Along with thinking of saving and following Dave Ramsey, I’ve been watching some other savers on Youtube and they really have some creative ideas. It’s doubtful I will ever be as hardcore as them, but if you want to check out some fascinating perspectives on budgeting and saving money, try these channels: The Dave Ramsey Show, of course; his daughter’s channel, Rachel Cruze, who is very bubbly; Debt Free Dana, who has great tips on how families can save; Beat the Bush, an engineer who quit his job to be on Youtube; Stacey Flowers, also following the Ramey plan and shares great incites on finances but also personal stories that resonate; and, Prepper Princess, whose focus is on prepping and also saving for retirement.

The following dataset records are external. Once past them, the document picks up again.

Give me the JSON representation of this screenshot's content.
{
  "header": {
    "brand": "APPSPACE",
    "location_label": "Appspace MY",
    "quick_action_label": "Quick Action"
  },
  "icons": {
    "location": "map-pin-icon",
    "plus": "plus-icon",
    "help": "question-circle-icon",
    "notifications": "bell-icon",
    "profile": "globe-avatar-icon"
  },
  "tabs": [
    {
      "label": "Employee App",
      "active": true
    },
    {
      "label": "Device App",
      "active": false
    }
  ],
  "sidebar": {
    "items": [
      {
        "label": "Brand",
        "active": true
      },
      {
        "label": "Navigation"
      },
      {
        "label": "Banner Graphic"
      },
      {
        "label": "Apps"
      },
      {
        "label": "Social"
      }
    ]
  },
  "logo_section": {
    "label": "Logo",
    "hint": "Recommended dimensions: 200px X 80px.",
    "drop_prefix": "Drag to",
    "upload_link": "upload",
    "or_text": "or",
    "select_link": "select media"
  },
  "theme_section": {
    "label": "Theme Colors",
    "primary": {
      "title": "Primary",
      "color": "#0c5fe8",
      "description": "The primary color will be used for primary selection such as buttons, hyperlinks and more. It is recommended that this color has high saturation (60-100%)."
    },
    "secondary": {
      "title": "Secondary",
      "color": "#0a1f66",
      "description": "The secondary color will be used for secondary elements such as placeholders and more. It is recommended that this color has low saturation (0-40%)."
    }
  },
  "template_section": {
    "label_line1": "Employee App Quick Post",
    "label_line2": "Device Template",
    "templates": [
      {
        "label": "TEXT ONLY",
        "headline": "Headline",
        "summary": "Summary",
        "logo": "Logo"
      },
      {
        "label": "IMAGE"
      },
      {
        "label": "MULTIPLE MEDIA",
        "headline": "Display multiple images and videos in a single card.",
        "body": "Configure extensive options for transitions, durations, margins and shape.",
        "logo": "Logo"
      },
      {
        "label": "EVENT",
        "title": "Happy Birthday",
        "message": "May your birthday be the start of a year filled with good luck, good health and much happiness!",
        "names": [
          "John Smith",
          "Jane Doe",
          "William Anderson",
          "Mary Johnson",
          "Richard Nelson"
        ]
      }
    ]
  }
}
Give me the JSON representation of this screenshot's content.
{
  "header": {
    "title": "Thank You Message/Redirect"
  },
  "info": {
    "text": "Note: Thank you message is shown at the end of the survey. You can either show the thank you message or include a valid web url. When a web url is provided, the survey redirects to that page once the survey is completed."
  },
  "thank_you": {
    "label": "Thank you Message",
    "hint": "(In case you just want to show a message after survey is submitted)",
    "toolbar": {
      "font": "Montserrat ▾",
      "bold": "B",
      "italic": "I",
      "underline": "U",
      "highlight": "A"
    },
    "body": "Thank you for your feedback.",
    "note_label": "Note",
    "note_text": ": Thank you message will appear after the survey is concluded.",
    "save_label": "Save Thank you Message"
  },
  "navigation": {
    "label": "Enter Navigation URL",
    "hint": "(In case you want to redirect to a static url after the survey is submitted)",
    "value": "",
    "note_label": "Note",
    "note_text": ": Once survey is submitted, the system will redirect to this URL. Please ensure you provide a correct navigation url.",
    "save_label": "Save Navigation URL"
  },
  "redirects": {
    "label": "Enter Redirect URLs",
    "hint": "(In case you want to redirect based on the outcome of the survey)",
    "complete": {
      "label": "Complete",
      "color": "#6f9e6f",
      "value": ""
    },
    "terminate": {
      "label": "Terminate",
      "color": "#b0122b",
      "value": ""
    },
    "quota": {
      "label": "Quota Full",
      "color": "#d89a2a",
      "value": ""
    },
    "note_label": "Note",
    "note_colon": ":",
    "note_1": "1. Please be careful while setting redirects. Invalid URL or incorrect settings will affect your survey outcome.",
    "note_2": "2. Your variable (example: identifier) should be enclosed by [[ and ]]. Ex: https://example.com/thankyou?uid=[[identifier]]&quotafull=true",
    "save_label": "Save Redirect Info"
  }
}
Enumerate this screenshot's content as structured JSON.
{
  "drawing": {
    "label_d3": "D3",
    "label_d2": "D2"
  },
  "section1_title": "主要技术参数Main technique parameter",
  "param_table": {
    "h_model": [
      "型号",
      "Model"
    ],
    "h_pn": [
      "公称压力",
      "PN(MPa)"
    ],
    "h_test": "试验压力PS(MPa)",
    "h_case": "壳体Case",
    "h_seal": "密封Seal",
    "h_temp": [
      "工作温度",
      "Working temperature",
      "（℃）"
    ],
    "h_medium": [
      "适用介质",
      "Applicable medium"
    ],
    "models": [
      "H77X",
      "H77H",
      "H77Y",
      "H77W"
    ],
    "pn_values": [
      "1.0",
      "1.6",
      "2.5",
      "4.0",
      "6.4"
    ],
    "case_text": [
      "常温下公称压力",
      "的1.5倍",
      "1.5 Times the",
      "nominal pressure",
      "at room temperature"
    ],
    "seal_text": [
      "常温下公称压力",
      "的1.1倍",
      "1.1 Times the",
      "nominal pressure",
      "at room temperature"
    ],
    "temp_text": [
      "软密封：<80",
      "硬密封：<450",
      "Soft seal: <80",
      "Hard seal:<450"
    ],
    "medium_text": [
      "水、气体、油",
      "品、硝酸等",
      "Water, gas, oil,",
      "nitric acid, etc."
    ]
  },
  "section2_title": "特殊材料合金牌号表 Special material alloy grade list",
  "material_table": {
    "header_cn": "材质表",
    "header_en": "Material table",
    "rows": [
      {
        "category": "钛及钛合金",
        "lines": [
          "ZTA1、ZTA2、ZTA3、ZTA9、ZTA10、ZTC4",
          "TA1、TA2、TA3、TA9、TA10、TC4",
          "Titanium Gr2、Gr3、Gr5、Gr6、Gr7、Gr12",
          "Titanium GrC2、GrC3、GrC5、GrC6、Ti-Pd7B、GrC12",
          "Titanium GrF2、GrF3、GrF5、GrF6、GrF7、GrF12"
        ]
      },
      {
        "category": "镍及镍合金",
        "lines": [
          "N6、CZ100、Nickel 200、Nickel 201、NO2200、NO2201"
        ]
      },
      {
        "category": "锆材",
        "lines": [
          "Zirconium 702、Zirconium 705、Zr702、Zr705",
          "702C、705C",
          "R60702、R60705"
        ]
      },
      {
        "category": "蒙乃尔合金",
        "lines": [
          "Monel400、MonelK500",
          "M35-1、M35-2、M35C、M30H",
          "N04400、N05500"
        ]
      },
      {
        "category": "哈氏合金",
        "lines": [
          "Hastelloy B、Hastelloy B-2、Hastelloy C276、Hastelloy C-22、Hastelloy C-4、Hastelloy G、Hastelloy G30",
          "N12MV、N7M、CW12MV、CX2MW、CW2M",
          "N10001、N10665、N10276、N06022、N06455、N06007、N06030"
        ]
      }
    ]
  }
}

Thinking about saving generally leads one to think about minimizing the stuff one owns and so, although I’d would never do it myself, I’ve been watching a lot of great stories on tiny houses. Many of the people who build and own them are artists and this is their work, some just want a change, and some really are trying to save and/or live minimally. The most upbeat channel I’ve found is Living Big in a Tiny House. The host, Bryce, visits tiny and unusually living spaces all over the world and finds the positive in even the strangest of designs. This could easily be a show on cable, but it’s on Youtube and it’s hard not to be infected with the enthusiasm these people have for mindful living.

The big statement that gets to me from Dave Ramsey is “the borrower is a slave to the lender,” which is a part or paraphrase of Proverbs 22:7: The rich rule over the poor, and the borrower is servant to the lender. (NIV). Being in debt isn’t a healthy thing, and I think I first really started to consider that fact when I read Little Dorrit by Charles Dickens, which tells the story of a family living in a debtor’s prison and what it does to them. For the dad, even when he’s able to get financially free, it’s like he’s still in prison. Thank God we don’t have debtors prisons today, but in our society we borrow, and borrow, and borrow without even a thought. Even if our debt can’t legally be passed onto our children, doesn’t it do something to our soul to just die leaving a debt? Someone, even if it is a heartless banker, lost out money because we didn’t pay them back. Shouldn’t we be striving for more?